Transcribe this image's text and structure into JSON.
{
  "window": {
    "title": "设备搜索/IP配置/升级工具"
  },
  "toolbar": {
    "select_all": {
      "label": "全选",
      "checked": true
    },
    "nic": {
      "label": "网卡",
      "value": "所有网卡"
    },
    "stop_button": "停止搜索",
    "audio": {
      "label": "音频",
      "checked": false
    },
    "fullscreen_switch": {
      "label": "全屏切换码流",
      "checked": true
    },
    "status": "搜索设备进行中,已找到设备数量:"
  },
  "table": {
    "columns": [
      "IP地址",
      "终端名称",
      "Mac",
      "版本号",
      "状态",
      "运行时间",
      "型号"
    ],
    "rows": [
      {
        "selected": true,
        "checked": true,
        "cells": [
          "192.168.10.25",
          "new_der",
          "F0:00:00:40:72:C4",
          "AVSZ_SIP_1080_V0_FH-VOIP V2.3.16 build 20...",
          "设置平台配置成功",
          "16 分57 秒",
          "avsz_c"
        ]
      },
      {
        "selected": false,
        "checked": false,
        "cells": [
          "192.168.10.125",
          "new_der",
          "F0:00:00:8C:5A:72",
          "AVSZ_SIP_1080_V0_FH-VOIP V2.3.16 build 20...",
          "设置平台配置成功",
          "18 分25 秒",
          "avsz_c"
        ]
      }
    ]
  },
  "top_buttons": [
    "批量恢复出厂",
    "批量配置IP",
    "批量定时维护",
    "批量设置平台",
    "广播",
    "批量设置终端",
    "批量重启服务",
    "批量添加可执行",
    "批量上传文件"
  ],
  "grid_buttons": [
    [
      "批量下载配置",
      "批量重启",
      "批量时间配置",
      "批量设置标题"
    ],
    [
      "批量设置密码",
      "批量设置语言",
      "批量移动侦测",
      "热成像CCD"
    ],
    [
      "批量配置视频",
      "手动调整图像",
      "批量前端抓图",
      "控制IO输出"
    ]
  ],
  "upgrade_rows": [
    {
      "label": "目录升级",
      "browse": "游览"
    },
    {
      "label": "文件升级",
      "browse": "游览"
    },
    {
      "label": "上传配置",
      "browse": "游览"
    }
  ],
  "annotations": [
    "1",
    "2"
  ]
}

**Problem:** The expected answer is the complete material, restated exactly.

**Output of the task:**
Transcribe this image's text and structure into JSON.
{
  "window": {
    "title": "设备搜索/IP配置/升级工具"
  },
  "toolbar": {
    "select_all": {
      "label": "全选",
      "checked": true
    },
    "nic": {
      "label": "网卡",
      "value": "所有网卡"
    },
    "stop_button": "停止搜索",
    "audio": {
      "label": "音频",
      "checked": false
    },
    "fullscreen_switch": {
      "label": "全屏切换码流",
      "checked": true
    },
    "status": "搜索设备进行中,已找到设备数量:"
  },
  "table": {
    "columns": [
      "IP地址",
      "终端名称",
      "Mac",
      "版本号",
      "状态",
      "运行时间",
      "型号"
    ],
    "rows": [
      {
        "selected": true,
        "checked": true,
        "cells": [
          "192.168.10.25",
          "new_der",
          "F0:00:00:40:72:C4",
          "AVSZ_SIP_1080_V0_FH-VOIP V2.3.16 build 20...",
          "设置平台配置成功",
          "16 分57 秒",
          "avsz_c"
        ]
      },
      {
        "selected": false,
        "checked": false,
        "cells": [
          "192.168.10.125",
          "new_der",
          "F0:00:00:8C:5A:72",
          "AVSZ_SIP_1080_V0_FH-VOIP V2.3.16 build 20...",
          "设置平台配置成功",
          "18 分25 秒",
          "avsz_c"
        ]
      }
    ]
  },
  "top_buttons": [
    "批量恢复出厂",
    "批量配置IP",
    "批量定时维护",
    "批量设置平台",
    "广播",
    "批量设置终端",
    "批量重启服务",
    "批量添加可执行",
    "批量上传文件"
  ],
  "grid_buttons": [
    [
      "批量下载配置",
      "批量重启",
      "批量时间配置",
      "批量设置标题"
    ],
    [
      "批量设置密码",
      "批量设置语言",
      "批量移动侦测",
      "热成像CCD"
    ],
    [
      "批量配置视频",
      "手动调整图像",
      "批量前端抓图",
      "控制IO输出"
    ]
  ],
  "upgrade_rows": [
    {
      "label": "目录升级",
      "browse": "游览"
    },
    {
      "label": "文件升级",
      "browse": "游览"
    },
    {
      "label": "上传配置",
      "browse": "游览"
    }
  ],
  "annotations": [
    "1",
    "2"
  ]
}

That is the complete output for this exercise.